Work required> Restate all the lines below word for word, but omit the pictures.

(Items from an interface collection)

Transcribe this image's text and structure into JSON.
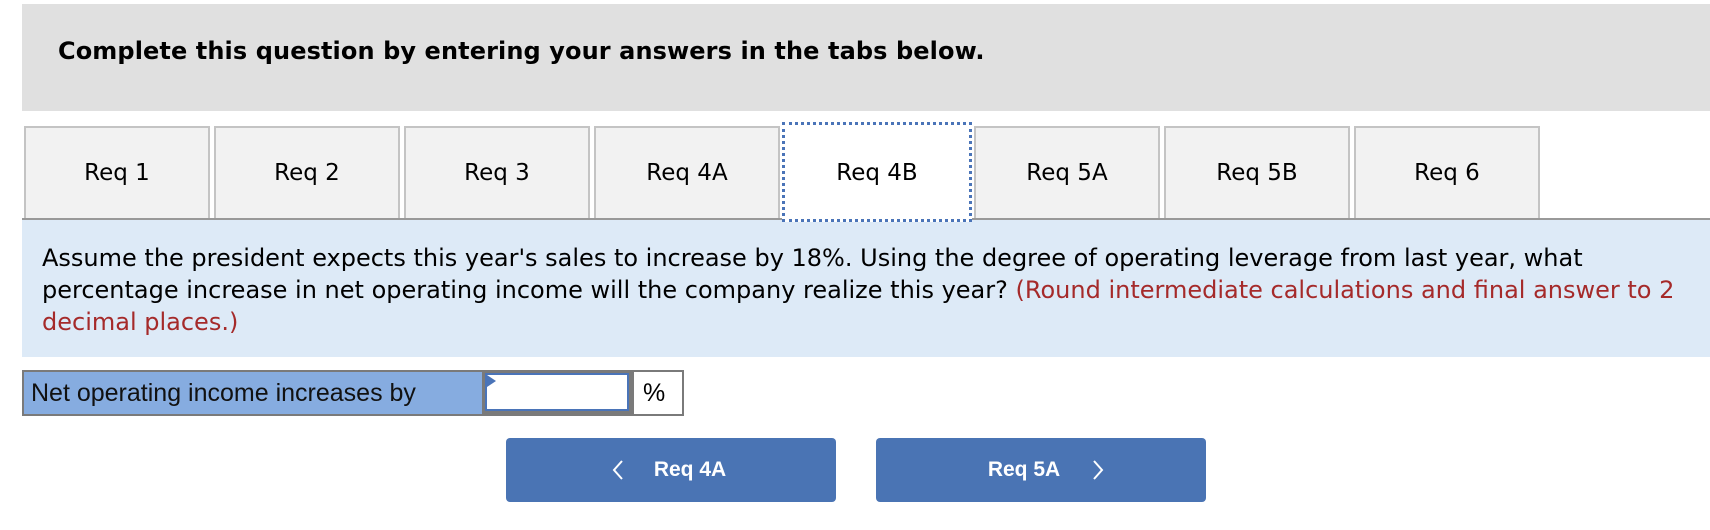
{
  "instruction": {
    "text": "Complete this question by entering your answers in the tabs below."
  },
  "tabs": [
    {
      "label": "Req 1",
      "active": false
    },
    {
      "label": "Req 2",
      "active": false
    },
    {
      "label": "Req 3",
      "active": false
    },
    {
      "label": "Req 4A",
      "active": false
    },
    {
      "label": "Req 4B",
      "active": true
    },
    {
      "label": "Req 5A",
      "active": false
    },
    {
      "label": "Req 5B",
      "active": false
    },
    {
      "label": "Req 6",
      "active": false
    }
  ],
  "question": {
    "text": "Assume the president expects this year's sales to increase by 18%. Using the degree of operating leverage from last year, what percentage increase in net operating income will the company realize this year?",
    "hint": "(Round intermediate calculations and final answer to 2 decimal places.)"
  },
  "answer": {
    "label": "Net operating income increases by",
    "value": "",
    "unit": "%"
  },
  "navigation": {
    "prev": {
      "label": "Req 4A",
      "icon": "chevron-left-icon"
    },
    "next": {
      "label": "Req 5A",
      "icon": "chevron-right-icon"
    }
  },
  "colors": {
    "banner_bg": "#e0e0e0",
    "question_bg": "#ddeaf7",
    "hint_text": "#a52a2a",
    "answer_label_bg": "#86ace0",
    "accent_blue": "#4a74b4",
    "tab_bg": "#f2f2f2"
  }
}
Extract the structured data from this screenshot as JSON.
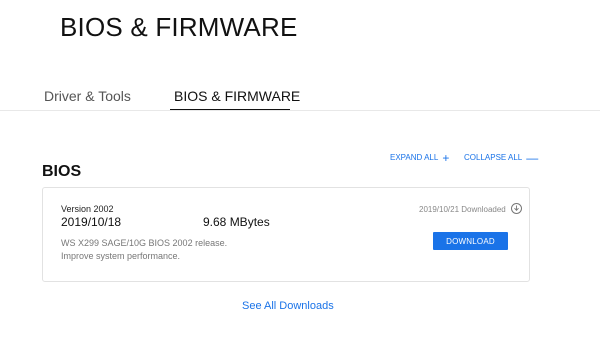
{
  "page_title": "BIOS & FIRMWARE",
  "tabs": [
    {
      "label": "Driver & Tools"
    },
    {
      "label": "BIOS & FIRMWARE",
      "active": true
    }
  ],
  "actions": {
    "expand_all": "EXPAND ALL",
    "expand_symbol": "+",
    "collapse_all": "COLLAPSE ALL",
    "collapse_symbol": "—"
  },
  "section": {
    "title": "BIOS",
    "item": {
      "version": "Version 2002",
      "date": "2019/10/18",
      "size": "9.68 MBytes",
      "description_lines": [
        "WS X299 SAGE/10G BIOS 2002 release.",
        "Improve system performance."
      ],
      "download_status": "2019/10/21 Downloaded",
      "status_icon": "download-circle-icon",
      "download_label": "DOWNLOAD"
    }
  },
  "see_all": "See All Downloads",
  "colors": {
    "accent": "#1a73e8",
    "text": "#111111",
    "muted": "#777777",
    "border": "#e2e2e2"
  }
}
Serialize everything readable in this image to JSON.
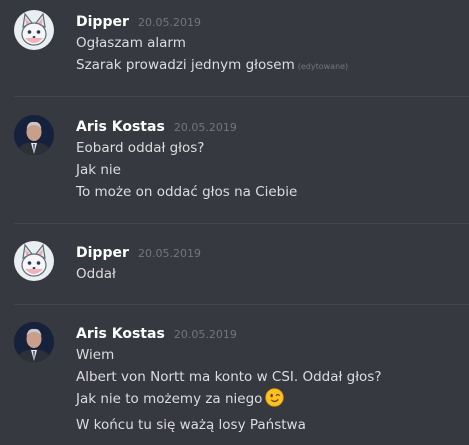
{
  "colors": {
    "background": "#36393f",
    "username": "#ffffff",
    "text": "#dcddde",
    "muted": "#72767d",
    "divider": "#42454a"
  },
  "messages": [
    {
      "username": "Dipper",
      "timestamp": "20.05.2019",
      "avatar": "fox-avatar-icon",
      "lines": [
        {
          "text": "Ogłaszam alarm"
        },
        {
          "text": "Szarak prowadzi jednym głosem",
          "edited": "(edytowane)"
        }
      ]
    },
    {
      "username": "Aris Kostas",
      "timestamp": "20.05.2019",
      "avatar": "man-in-suit-avatar-icon",
      "lines": [
        {
          "text": "Eobard oddał głos?"
        },
        {
          "text": "Jak nie"
        },
        {
          "text": "To może on oddać głos na Ciebie"
        }
      ]
    },
    {
      "username": "Dipper",
      "timestamp": "20.05.2019",
      "avatar": "fox-avatar-icon",
      "lines": [
        {
          "text": "Oddał"
        }
      ]
    },
    {
      "username": "Aris Kostas",
      "timestamp": "20.05.2019",
      "avatar": "man-in-suit-avatar-icon",
      "lines": [
        {
          "text": "Wiem"
        },
        {
          "text": "Albert von Nortt ma konto w CSI. Oddał głos?"
        },
        {
          "text": "Jak nie to możemy za niego",
          "emoji": "winking-face-emoji"
        },
        {
          "text": "W końcu tu się ważą losy Państwa"
        }
      ]
    }
  ]
}
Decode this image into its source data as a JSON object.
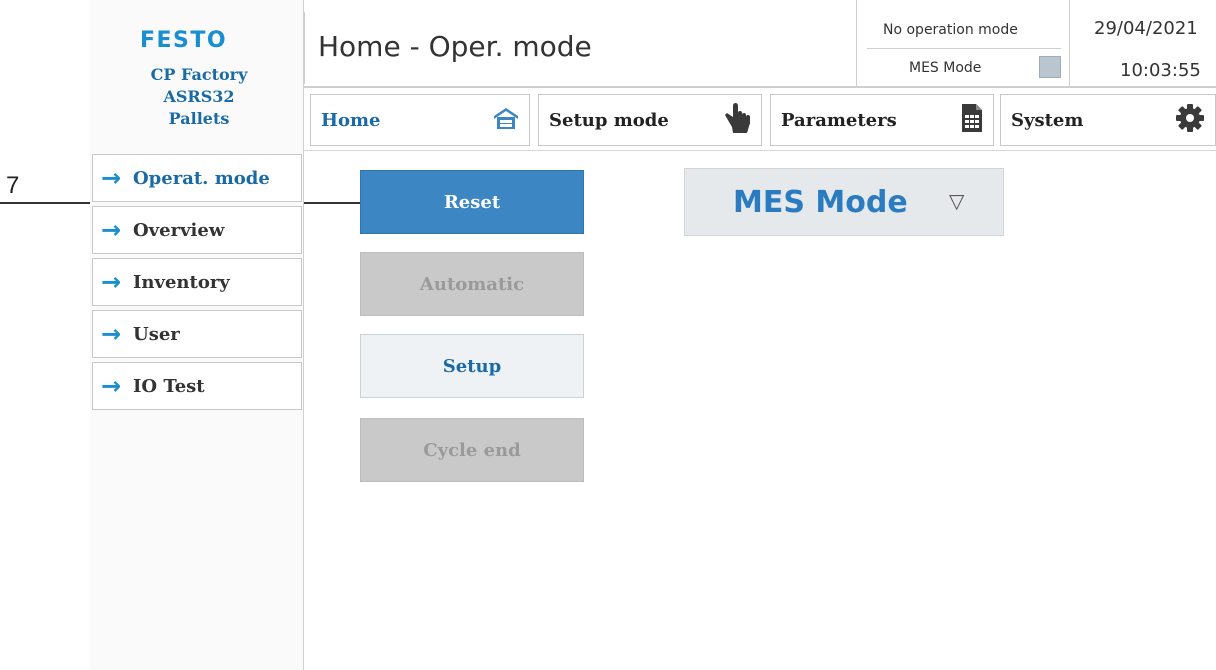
{
  "callout": {
    "number": "7"
  },
  "brand": {
    "logo": "FESTO"
  },
  "station": {
    "line1": "CP Factory",
    "line2": "ASRS32",
    "line3": "Pallets"
  },
  "nav": {
    "items": [
      {
        "label": "Operat. mode",
        "active": true
      },
      {
        "label": "Overview",
        "active": false
      },
      {
        "label": "Inventory",
        "active": false
      },
      {
        "label": "User",
        "active": false
      },
      {
        "label": "IO Test",
        "active": false
      }
    ]
  },
  "header": {
    "title": "Home - Oper. mode",
    "status": "No operation mode",
    "mes_label": "MES Mode",
    "date": "29/04/2021",
    "time": "10:03:55"
  },
  "tabs": [
    {
      "label": "Home",
      "icon": "home-icon"
    },
    {
      "label": "Setup mode",
      "icon": "hand-pointer-icon"
    },
    {
      "label": "Parameters",
      "icon": "spreadsheet-icon"
    },
    {
      "label": "System",
      "icon": "gear-icon"
    }
  ],
  "buttons": {
    "reset": "Reset",
    "automatic": "Automatic",
    "setup": "Setup",
    "cycle_end": "Cycle end"
  },
  "mode_select": {
    "value": "MES Mode"
  },
  "colors": {
    "accent": "#1a8fd0",
    "primary_button": "#3d86c4",
    "disabled_button": "#c9c9c9",
    "text_blue": "#1a6aa6"
  }
}
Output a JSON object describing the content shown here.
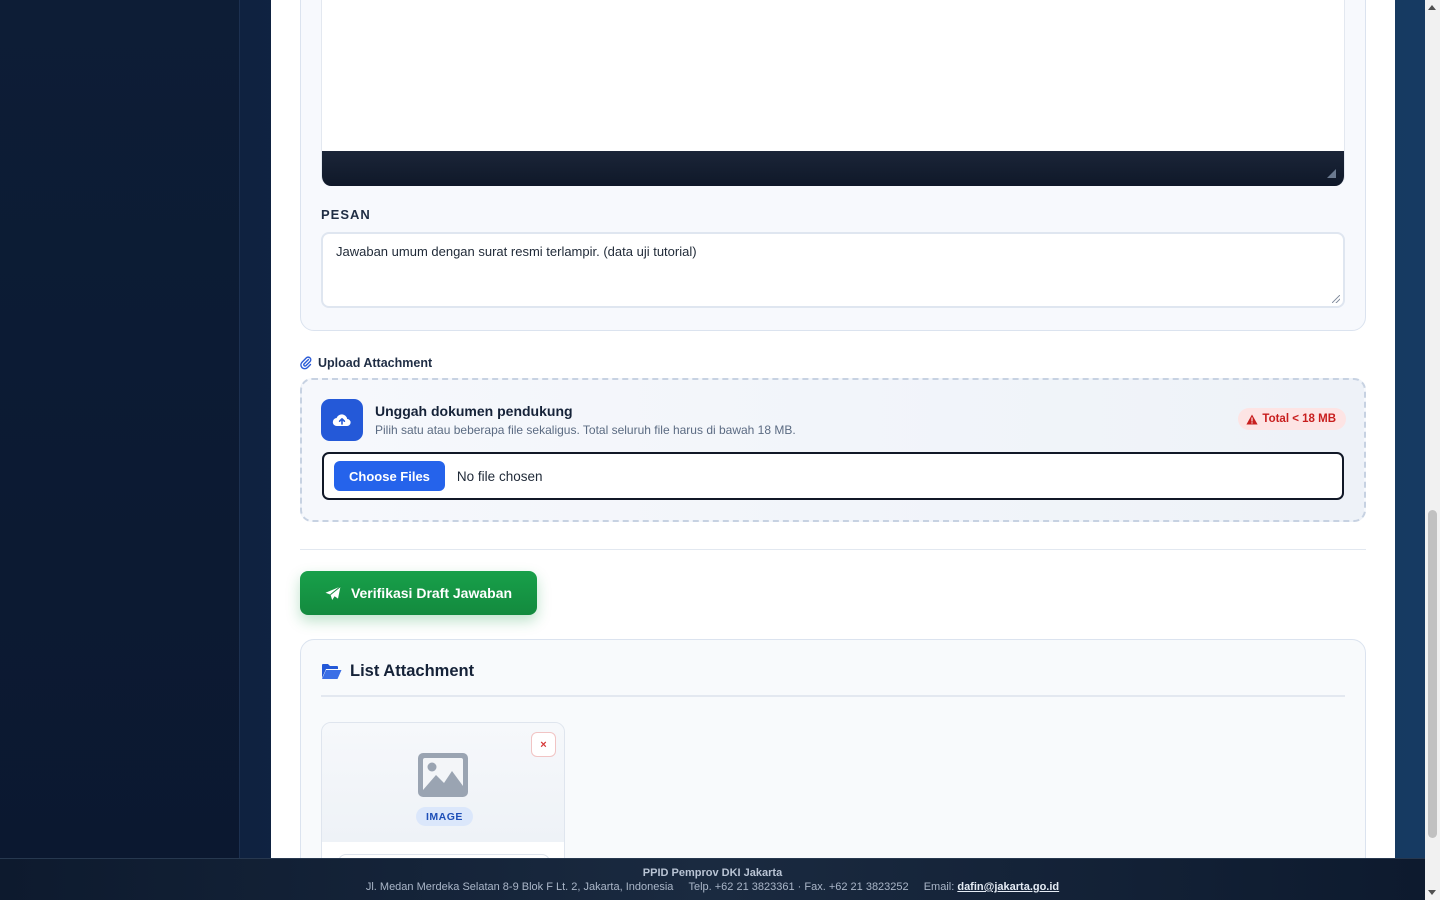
{
  "form": {
    "pesan_label": "PESAN",
    "pesan_value": "Jawaban umum dengan surat resmi terlampir. (data uji tutorial)"
  },
  "upload": {
    "section_title": "Upload Attachment",
    "heading": "Unggah dokumen pendukung",
    "subtext": "Pilih satu atau beberapa file sekaligus. Total seluruh file harus di bawah 18 MB.",
    "limit_badge": "Total < 18 MB",
    "choose_button": "Choose Files",
    "no_file_text": "No file chosen"
  },
  "actions": {
    "verify_button": "Verifikasi Draft Jawaban"
  },
  "attachments": {
    "title": "List Attachment",
    "items": [
      {
        "type_label": "IMAGE",
        "remove_label": "×"
      }
    ]
  },
  "footer": {
    "org": "PPID Pemprov DKI Jakarta",
    "address": "Jl. Medan Merdeka Selatan 8-9 Blok F Lt. 2, Jakarta, Indonesia",
    "phone": "Telp. +62 21 3823361 · Fax. +62 21 3823252",
    "email_label": "Email:",
    "email": "dafin@jakarta.go.id"
  },
  "colors": {
    "primary": "#2563eb",
    "success": "#16a34a",
    "danger": "#c81e1e",
    "sidebar": "#0d1d36"
  },
  "icons": {
    "upload": "cloud-upload-icon",
    "attachment": "paperclip-icon",
    "send": "paper-plane-icon",
    "folder": "folder-open-icon",
    "image": "image-icon",
    "warning": "warning-icon"
  }
}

Task output>
Transcribe this image's text and structure into JSON.
{
  "instruction": {
    "text": "Complete this question by entering your answers in the tabs below."
  },
  "tabs": [
    {
      "label": "Req 1",
      "active": false
    },
    {
      "label": "Req 2",
      "active": false
    },
    {
      "label": "Req 3",
      "active": false
    },
    {
      "label": "Req 4A",
      "active": false
    },
    {
      "label": "Req 4B",
      "active": true
    },
    {
      "label": "Req 5A",
      "active": false
    },
    {
      "label": "Req 5B",
      "active": false
    },
    {
      "label": "Req 6",
      "active": false
    }
  ],
  "question": {
    "text": "Assume the president expects this year's sales to increase by 18%. Using the degree of operating leverage from last year, what percentage increase in net operating income will the company realize this year?",
    "hint": "(Round intermediate calculations and final answer to 2 decimal places.)"
  },
  "answer": {
    "label": "Net operating income increases by",
    "value": "",
    "unit": "%"
  },
  "navigation": {
    "prev": {
      "label": "Req 4A",
      "icon": "chevron-left-icon"
    },
    "next": {
      "label": "Req 5A",
      "icon": "chevron-right-icon"
    }
  },
  "colors": {
    "banner_bg": "#e0e0e0",
    "question_bg": "#ddeaf7",
    "hint_text": "#a52a2a",
    "answer_label_bg": "#86ace0",
    "accent_blue": "#4a74b4",
    "tab_bg": "#f2f2f2"
  }
}
Extract the structured data from this screenshot as JSON.
{
  "page_title": "BIOS & FIRMWARE",
  "tabs": [
    {
      "label": "Driver & Tools"
    },
    {
      "label": "BIOS & FIRMWARE",
      "active": true
    }
  ],
  "actions": {
    "expand_all": "EXPAND ALL",
    "expand_symbol": "+",
    "collapse_all": "COLLAPSE ALL",
    "collapse_symbol": "—"
  },
  "section": {
    "title": "BIOS",
    "item": {
      "version": "Version 2002",
      "date": "2019/10/18",
      "size": "9.68 MBytes",
      "description_lines": [
        "WS X299 SAGE/10G BIOS 2002 release.",
        "Improve system performance."
      ],
      "download_status": "2019/10/21 Downloaded",
      "status_icon": "download-circle-icon",
      "download_label": "DOWNLOAD"
    }
  },
  "see_all": "See All Downloads",
  "colors": {
    "accent": "#1a73e8",
    "text": "#111111",
    "muted": "#777777",
    "border": "#e2e2e2"
  }
}
Serialize everything readable in this image to JSON.
{
  "colors": {
    "background": "#36393f",
    "username": "#ffffff",
    "text": "#dcddde",
    "muted": "#72767d",
    "divider": "#42454a"
  },
  "messages": [
    {
      "username": "Dipper",
      "timestamp": "20.05.2019",
      "avatar": "fox-avatar-icon",
      "lines": [
        {
          "text": "Ogłaszam alarm"
        },
        {
          "text": "Szarak prowadzi jednym głosem",
          "edited": "(edytowane)"
        }
      ]
    },
    {
      "username": "Aris Kostas",
      "timestamp": "20.05.2019",
      "avatar": "man-in-suit-avatar-icon",
      "lines": [
        {
          "text": "Eobard oddał głos?"
        },
        {
          "text": "Jak nie"
        },
        {
          "text": "To może on oddać głos na Ciebie"
        }
      ]
    },
    {
      "username": "Dipper",
      "timestamp": "20.05.2019",
      "avatar": "fox-avatar-icon",
      "lines": [
        {
          "text": "Oddał"
        }
      ]
    },
    {
      "username": "Aris Kostas",
      "timestamp": "20.05.2019",
      "avatar": "man-in-suit-avatar-icon",
      "lines": [
        {
          "text": "Wiem"
        },
        {
          "text": "Albert von Nortt ma konto w CSI. Oddał głos?"
        },
        {
          "text": "Jak nie to możemy za niego",
          "emoji": "winking-face-emoji"
        },
        {
          "text": "W końcu tu się ważą losy Państwa"
        }
      ]
    }
  ]
}
Decode this image into its source data as a JSON object.
{
  "callout": {
    "number": "7"
  },
  "brand": {
    "logo": "FESTO"
  },
  "station": {
    "line1": "CP Factory",
    "line2": "ASRS32",
    "line3": "Pallets"
  },
  "nav": {
    "items": [
      {
        "label": "Operat. mode",
        "active": true
      },
      {
        "label": "Overview",
        "active": false
      },
      {
        "label": "Inventory",
        "active": false
      },
      {
        "label": "User",
        "active": false
      },
      {
        "label": "IO Test",
        "active": false
      }
    ]
  },
  "header": {
    "title": "Home - Oper. mode",
    "status": "No operation mode",
    "mes_label": "MES Mode",
    "date": "29/04/2021",
    "time": "10:03:55"
  },
  "tabs": [
    {
      "label": "Home",
      "icon": "home-icon"
    },
    {
      "label": "Setup mode",
      "icon": "hand-pointer-icon"
    },
    {
      "label": "Parameters",
      "icon": "spreadsheet-icon"
    },
    {
      "label": "System",
      "icon": "gear-icon"
    }
  ],
  "buttons": {
    "reset": "Reset",
    "automatic": "Automatic",
    "setup": "Setup",
    "cycle_end": "Cycle end"
  },
  "mode_select": {
    "value": "MES Mode"
  },
  "colors": {
    "accent": "#1a8fd0",
    "primary_button": "#3d86c4",
    "disabled_button": "#c9c9c9",
    "text_blue": "#1a6aa6"
  }
}
Output a JSON object describing the content shown here.
{
  "form": {
    "pesan_label": "PESAN",
    "pesan_value": "Jawaban umum dengan surat resmi terlampir. (data uji tutorial)"
  },
  "upload": {
    "section_title": "Upload Attachment",
    "heading": "Unggah dokumen pendukung",
    "subtext": "Pilih satu atau beberapa file sekaligus. Total seluruh file harus di bawah 18 MB.",
    "limit_badge": "Total < 18 MB",
    "choose_button": "Choose Files",
    "no_file_text": "No file chosen"
  },
  "actions": {
    "verify_button": "Verifikasi Draft Jawaban"
  },
  "attachments": {
    "title": "List Attachment",
    "items": [
      {
        "type_label": "IMAGE",
        "remove_label": "×"
      }
    ]
  },
  "footer": {
    "org": "PPID Pemprov DKI Jakarta",
    "address": "Jl. Medan Merdeka Selatan 8-9 Blok F Lt. 2, Jakarta, Indonesia",
    "phone": "Telp. +62 21 3823361 · Fax. +62 21 3823252",
    "email_label": "Email:",
    "email": "dafin@jakarta.go.id"
  },
  "colors": {
    "primary": "#2563eb",
    "success": "#16a34a",
    "danger": "#c81e1e",
    "sidebar": "#0d1d36"
  },
  "icons": {
    "upload": "cloud-upload-icon",
    "attachment": "paperclip-icon",
    "send": "paper-plane-icon",
    "folder": "folder-open-icon",
    "image": "image-icon",
    "warning": "warning-icon"
  }
}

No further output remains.